Web page and app entries
*** Block opens ***

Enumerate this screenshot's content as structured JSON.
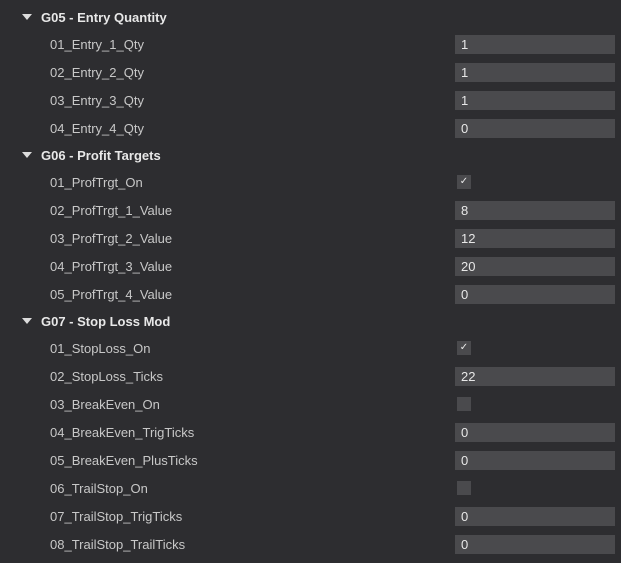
{
  "groups": [
    {
      "name": "g05",
      "title": "G05 - Entry Quantity",
      "rows": [
        {
          "name": "entry-1-qty",
          "label": "01_Entry_1_Qty",
          "type": "number",
          "value": "1"
        },
        {
          "name": "entry-2-qty",
          "label": "02_Entry_2_Qty",
          "type": "number",
          "value": "1"
        },
        {
          "name": "entry-3-qty",
          "label": "03_Entry_3_Qty",
          "type": "number",
          "value": "1"
        },
        {
          "name": "entry-4-qty",
          "label": "04_Entry_4_Qty",
          "type": "number",
          "value": "0"
        }
      ]
    },
    {
      "name": "g06",
      "title": "G06 - Profit Targets",
      "rows": [
        {
          "name": "proftrgt-on",
          "label": "01_ProfTrgt_On",
          "type": "checkbox",
          "checked": true
        },
        {
          "name": "proftrgt-1-value",
          "label": "02_ProfTrgt_1_Value",
          "type": "number",
          "value": "8"
        },
        {
          "name": "proftrgt-2-value",
          "label": "03_ProfTrgt_2_Value",
          "type": "number",
          "value": "12"
        },
        {
          "name": "proftrgt-3-value",
          "label": "04_ProfTrgt_3_Value",
          "type": "number",
          "value": "20"
        },
        {
          "name": "proftrgt-4-value",
          "label": "05_ProfTrgt_4_Value",
          "type": "number",
          "value": "0"
        }
      ]
    },
    {
      "name": "g07",
      "title": "G07 - Stop Loss Mod",
      "rows": [
        {
          "name": "stoploss-on",
          "label": "01_StopLoss_On",
          "type": "checkbox",
          "checked": true
        },
        {
          "name": "stoploss-ticks",
          "label": "02_StopLoss_Ticks",
          "type": "number",
          "value": "22"
        },
        {
          "name": "breakeven-on",
          "label": "03_BreakEven_On",
          "type": "checkbox",
          "checked": false
        },
        {
          "name": "breakeven-trigticks",
          "label": "04_BreakEven_TrigTicks",
          "type": "number",
          "value": "0"
        },
        {
          "name": "breakeven-plusticks",
          "label": "05_BreakEven_PlusTicks",
          "type": "number",
          "value": "0"
        },
        {
          "name": "trailstop-on",
          "label": "06_TrailStop_On",
          "type": "checkbox",
          "checked": false
        },
        {
          "name": "trailstop-trigticks",
          "label": "07_TrailStop_TrigTicks",
          "type": "number",
          "value": "0"
        },
        {
          "name": "trailstop-trailticks",
          "label": "08_TrailStop_TrailTicks",
          "type": "number",
          "value": "0"
        }
      ]
    }
  ]
}
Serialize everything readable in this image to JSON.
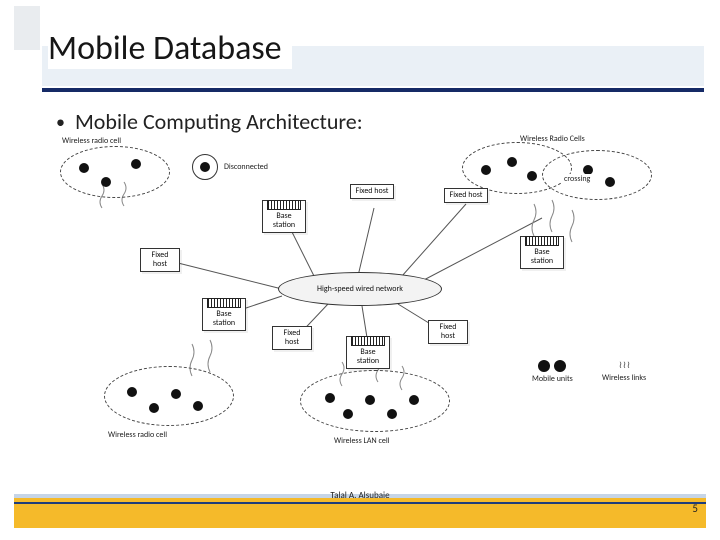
{
  "title": "Mobile Database",
  "bullet": "Mobile Computing Architecture:",
  "diagram": {
    "labels": {
      "cell_tl": "Wireless radio cell",
      "disconnected": "Disconnected",
      "cell_tr": "Wireless Radio Cells",
      "crossing": "crossing",
      "fixed_host": "Fixed\nhost",
      "base_station": "Base\nstation",
      "hub": "High-speed wired network",
      "wlan_cell": "Wireless LAN cell",
      "cell_bl": "Wireless radio cell",
      "legend_units": "Mobile\nunits",
      "legend_links": "Wireless\nlinks"
    }
  },
  "footer": {
    "author": "Talal A. Alsubaie",
    "page": "5"
  }
}
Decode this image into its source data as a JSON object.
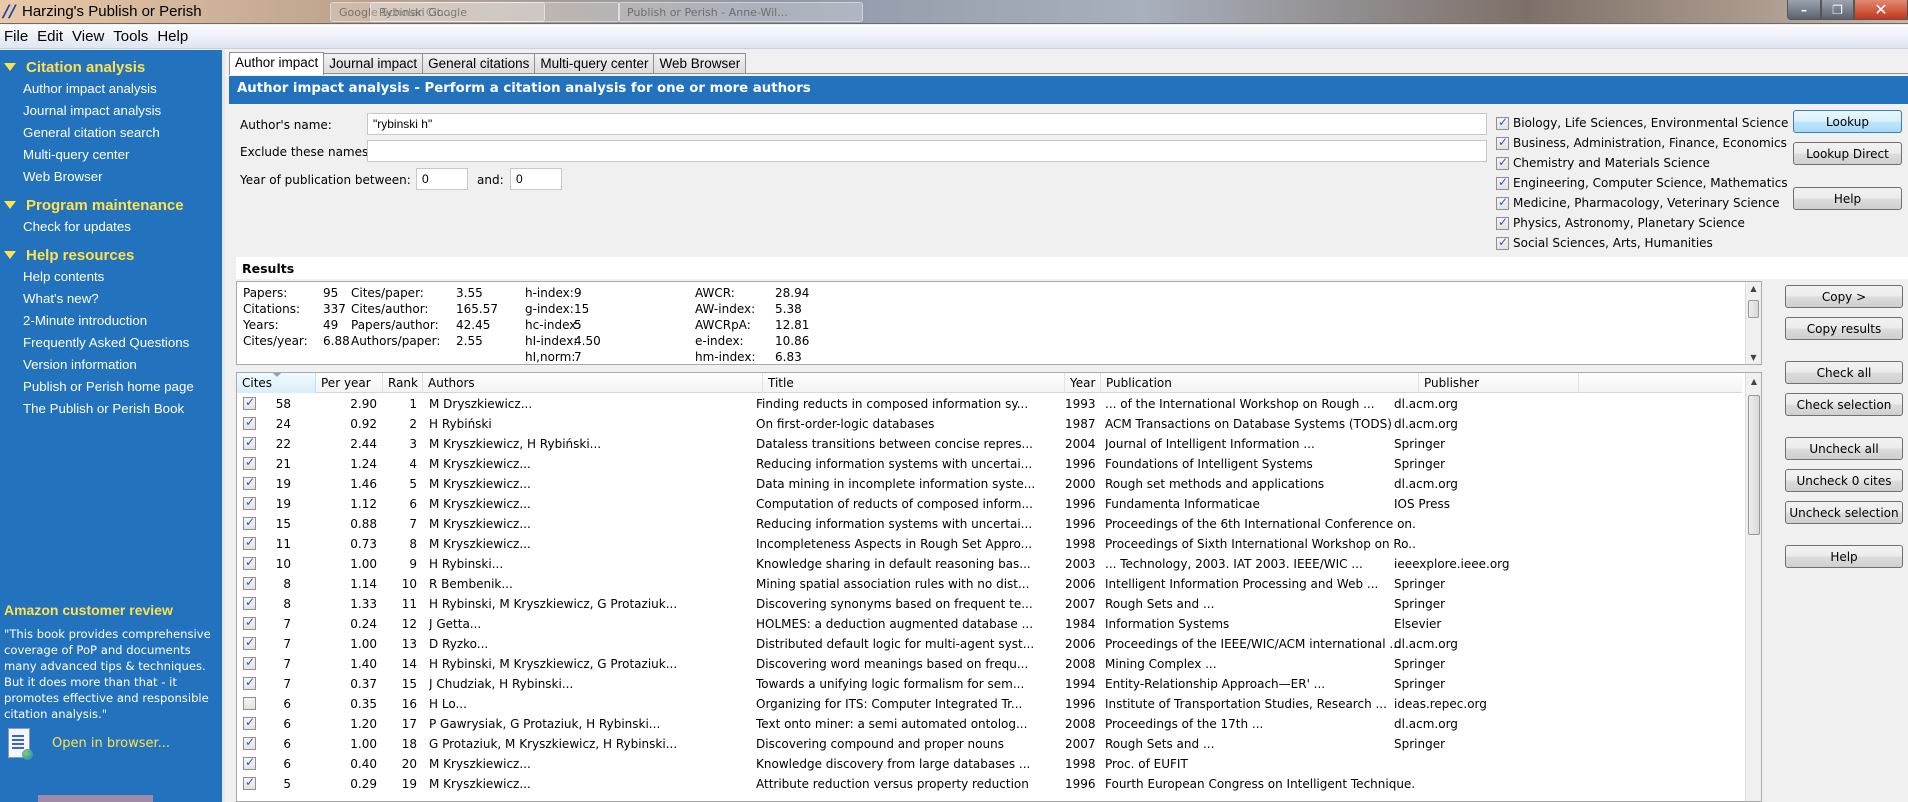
{
  "window": {
    "title": "Harzing's Publish or Perish",
    "background_tabs": [
      "Google Scholar Cit...",
      "Rybinski Google",
      "Publish or Perish - Anne-Wil..."
    ],
    "controls": {
      "minimize": "–",
      "maximize": "❐",
      "close": "✕"
    }
  },
  "menu": [
    "File",
    "Edit",
    "View",
    "Tools",
    "Help"
  ],
  "sidebar": {
    "groups": [
      {
        "title": "Citation analysis",
        "items": [
          "Author impact analysis",
          "Journal impact analysis",
          "General citation search",
          "Multi-query center",
          "Web Browser"
        ]
      },
      {
        "title": "Program maintenance",
        "items": [
          "Check for updates"
        ]
      },
      {
        "title": "Help resources",
        "items": [
          "Help contents",
          "What's new?",
          "2-Minute introduction",
          "Frequently Asked Questions",
          "Version information",
          "Publish or Perish home page",
          "The Publish or Perish Book"
        ]
      }
    ],
    "review": {
      "title": "Amazon customer review",
      "text": "\"This book provides comprehensive coverage of PoP and documents many advanced tips & techniques. But it does more than that - it promotes effective and responsible citation analysis.\"",
      "open_link": "Open in browser..."
    }
  },
  "tabs": [
    "Author impact",
    "Journal impact",
    "General citations",
    "Multi-query center",
    "Web Browser"
  ],
  "active_tab": "Author impact",
  "header": "Author impact analysis - Perform a citation analysis for one or more authors",
  "form": {
    "author_label": "Author's name:",
    "author_value": "\"rybinski h\"",
    "exclude_label": "Exclude these names:",
    "exclude_value": "",
    "year_label": "Year of publication between:",
    "year_from": "0",
    "and_label": "and:",
    "year_to": "0"
  },
  "subjects": [
    {
      "label": "Biology, Life Sciences, Environmental Science",
      "checked": true
    },
    {
      "label": "Business, Administration, Finance, Economics",
      "checked": true
    },
    {
      "label": "Chemistry and Materials Science",
      "checked": true
    },
    {
      "label": "Engineering, Computer Science, Mathematics",
      "checked": true
    },
    {
      "label": "Medicine, Pharmacology, Veterinary Science",
      "checked": true
    },
    {
      "label": "Physics, Astronomy, Planetary Science",
      "checked": true
    },
    {
      "label": "Social Sciences, Arts, Humanities",
      "checked": true
    }
  ],
  "buttons": {
    "lookup": "Lookup",
    "lookup_direct": "Lookup Direct",
    "help_top": "Help",
    "copy": "Copy >",
    "copy_results": "Copy results",
    "check_all": "Check all",
    "check_selection": "Check selection",
    "uncheck_all": "Uncheck all",
    "uncheck_zero": "Uncheck 0 cites",
    "uncheck_selection": "Uncheck selection",
    "help_bottom": "Help"
  },
  "results": {
    "title": "Results",
    "stats": [
      [
        {
          "k": "Papers:",
          "v": "95"
        },
        {
          "k": "Citations:",
          "v": "337"
        },
        {
          "k": "Years:",
          "v": "49"
        },
        {
          "k": "Cites/year:",
          "v": "6.88"
        }
      ],
      [
        {
          "k": "Cites/paper:",
          "v": "3.55"
        },
        {
          "k": "Cites/author:",
          "v": "165.57"
        },
        {
          "k": "Papers/author:",
          "v": "42.45"
        },
        {
          "k": "Authors/paper:",
          "v": "2.55"
        }
      ],
      [
        {
          "k": "h-index:",
          "v": "9"
        },
        {
          "k": "g-index:",
          "v": "15"
        },
        {
          "k": "hc-index:",
          "v": "5"
        },
        {
          "k": "hI-index:",
          "v": "4.50"
        },
        {
          "k": "hI,norm:",
          "v": "7"
        }
      ],
      [
        {
          "k": "AWCR:",
          "v": "28.94"
        },
        {
          "k": "AW-index:",
          "v": "5.38"
        },
        {
          "k": "AWCRpA:",
          "v": "12.81"
        },
        {
          "k": "e-index:",
          "v": "10.86"
        },
        {
          "k": "hm-index:",
          "v": "6.83"
        }
      ]
    ]
  },
  "table": {
    "columns": [
      "Cites",
      "Per year",
      "Rank",
      "Authors",
      "Title",
      "Year",
      "Publication",
      "Publisher"
    ],
    "sorted_by": "Cites",
    "rows": [
      {
        "checked": true,
        "cites": "58",
        "per_year": "2.90",
        "rank": "1",
        "authors": "M Dryszkiewicz...",
        "title": "Finding reducts in composed information sy...",
        "year": "1993",
        "publication": "... of the International Workshop on Rough ...",
        "publisher": "dl.acm.org"
      },
      {
        "checked": true,
        "cites": "24",
        "per_year": "0.92",
        "rank": "2",
        "authors": "H Rybiński",
        "title": "On first-order-logic databases",
        "year": "1987",
        "publication": "ACM Transactions on Database Systems (TODS)",
        "publisher": "dl.acm.org"
      },
      {
        "checked": true,
        "cites": "22",
        "per_year": "2.44",
        "rank": "3",
        "authors": "M Kryszkiewicz, H Rybiński...",
        "title": "Dataless transitions between concise repres...",
        "year": "2004",
        "publication": "Journal of Intelligent Information ...",
        "publisher": "Springer"
      },
      {
        "checked": true,
        "cites": "21",
        "per_year": "1.24",
        "rank": "4",
        "authors": "M Kryszkiewicz...",
        "title": "Reducing information systems with uncertai...",
        "year": "1996",
        "publication": "Foundations of Intelligent Systems",
        "publisher": "Springer"
      },
      {
        "checked": true,
        "cites": "19",
        "per_year": "1.46",
        "rank": "5",
        "authors": "M Kryszkiewicz...",
        "title": "Data mining in incomplete information syste...",
        "year": "2000",
        "publication": "Rough set methods and applications",
        "publisher": "dl.acm.org"
      },
      {
        "checked": true,
        "cites": "19",
        "per_year": "1.12",
        "rank": "6",
        "authors": "M Kryszkiewicz...",
        "title": "Computation of reducts of composed inform...",
        "year": "1996",
        "publication": "Fundamenta Informaticae",
        "publisher": "IOS Press"
      },
      {
        "checked": true,
        "cites": "15",
        "per_year": "0.88",
        "rank": "7",
        "authors": "M Kryszkiewicz...",
        "title": "Reducing information systems with uncertai...",
        "year": "1996",
        "publication": "Proceedings of the 6th International Conference on...",
        "publisher": ""
      },
      {
        "checked": true,
        "cites": "11",
        "per_year": "0.73",
        "rank": "8",
        "authors": "M Kryszkiewicz...",
        "title": "Incompleteness Aspects in Rough Set Appro...",
        "year": "1998",
        "publication": "Proceedings of Sixth International Workshop on Ro...",
        "publisher": ""
      },
      {
        "checked": true,
        "cites": "10",
        "per_year": "1.00",
        "rank": "9",
        "authors": "H Rybinski...",
        "title": "Knowledge sharing in default reasoning bas...",
        "year": "2003",
        "publication": "... Technology, 2003. IAT 2003. IEEE/WIC ...",
        "publisher": "ieeexplore.ieee.org"
      },
      {
        "checked": true,
        "cites": "8",
        "per_year": "1.14",
        "rank": "10",
        "authors": "R Bembenik...",
        "title": "Mining spatial association rules with no dist...",
        "year": "2006",
        "publication": "Intelligent Information Processing and Web ...",
        "publisher": "Springer"
      },
      {
        "checked": true,
        "cites": "8",
        "per_year": "1.33",
        "rank": "11",
        "authors": "H Rybinski, M Kryszkiewicz, G Protaziuk...",
        "title": "Discovering synonyms based on frequent te...",
        "year": "2007",
        "publication": "Rough Sets and ...",
        "publisher": "Springer"
      },
      {
        "checked": true,
        "cites": "7",
        "per_year": "0.24",
        "rank": "12",
        "authors": "J Getta...",
        "title": "HOLMES: a deduction augmented database ...",
        "year": "1984",
        "publication": "Information Systems",
        "publisher": "Elsevier"
      },
      {
        "checked": true,
        "cites": "7",
        "per_year": "1.00",
        "rank": "13",
        "authors": "D Ryzko...",
        "title": "Distributed default logic for multi-agent syst...",
        "year": "2006",
        "publication": "Proceedings of the IEEE/WIC/ACM international ...",
        "publisher": "dl.acm.org"
      },
      {
        "checked": true,
        "cites": "7",
        "per_year": "1.40",
        "rank": "14",
        "authors": "H Rybinski, M Kryszkiewicz, G Protaziuk...",
        "title": "Discovering word meanings based on frequ...",
        "year": "2008",
        "publication": "Mining Complex ...",
        "publisher": "Springer"
      },
      {
        "checked": true,
        "cites": "7",
        "per_year": "0.37",
        "rank": "15",
        "authors": "J Chudziak, H Rybinski...",
        "title": "Towards a unifying logic formalism for sem...",
        "year": "1994",
        "publication": "Entity-Relationship Approach—ER' ...",
        "publisher": "Springer"
      },
      {
        "checked": false,
        "cites": "6",
        "per_year": "0.35",
        "rank": "16",
        "authors": "H Lo...",
        "title": "Organizing for ITS: Computer Integrated Tr...",
        "year": "1996",
        "publication": "Institute of Transportation Studies, Research ...",
        "publisher": "ideas.repec.org"
      },
      {
        "checked": true,
        "cites": "6",
        "per_year": "1.20",
        "rank": "17",
        "authors": "P Gawrysiak, G Protaziuk, H Rybinski...",
        "title": "Text onto miner: a semi automated ontolog...",
        "year": "2008",
        "publication": "Proceedings of the 17th ...",
        "publisher": "dl.acm.org"
      },
      {
        "checked": true,
        "cites": "6",
        "per_year": "1.00",
        "rank": "18",
        "authors": "G Protaziuk, M Kryszkiewicz, H Rybinski...",
        "title": "Discovering compound and proper nouns",
        "year": "2007",
        "publication": "Rough Sets and ...",
        "publisher": "Springer"
      },
      {
        "checked": true,
        "cites": "6",
        "per_year": "0.40",
        "rank": "20",
        "authors": "M Kryszkiewicz...",
        "title": "Knowledge discovery from large databases ...",
        "year": "1998",
        "publication": "Proc. of EUFIT",
        "publisher": ""
      },
      {
        "checked": true,
        "cites": "5",
        "per_year": "0.29",
        "rank": "19",
        "authors": "M Kryszkiewicz...",
        "title": "Attribute reduction versus property reduction",
        "year": "1996",
        "publication": "Fourth European Congress on Intelligent Technique...",
        "publisher": ""
      }
    ]
  }
}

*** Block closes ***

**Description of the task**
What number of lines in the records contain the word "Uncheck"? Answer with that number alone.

**Answer area**
3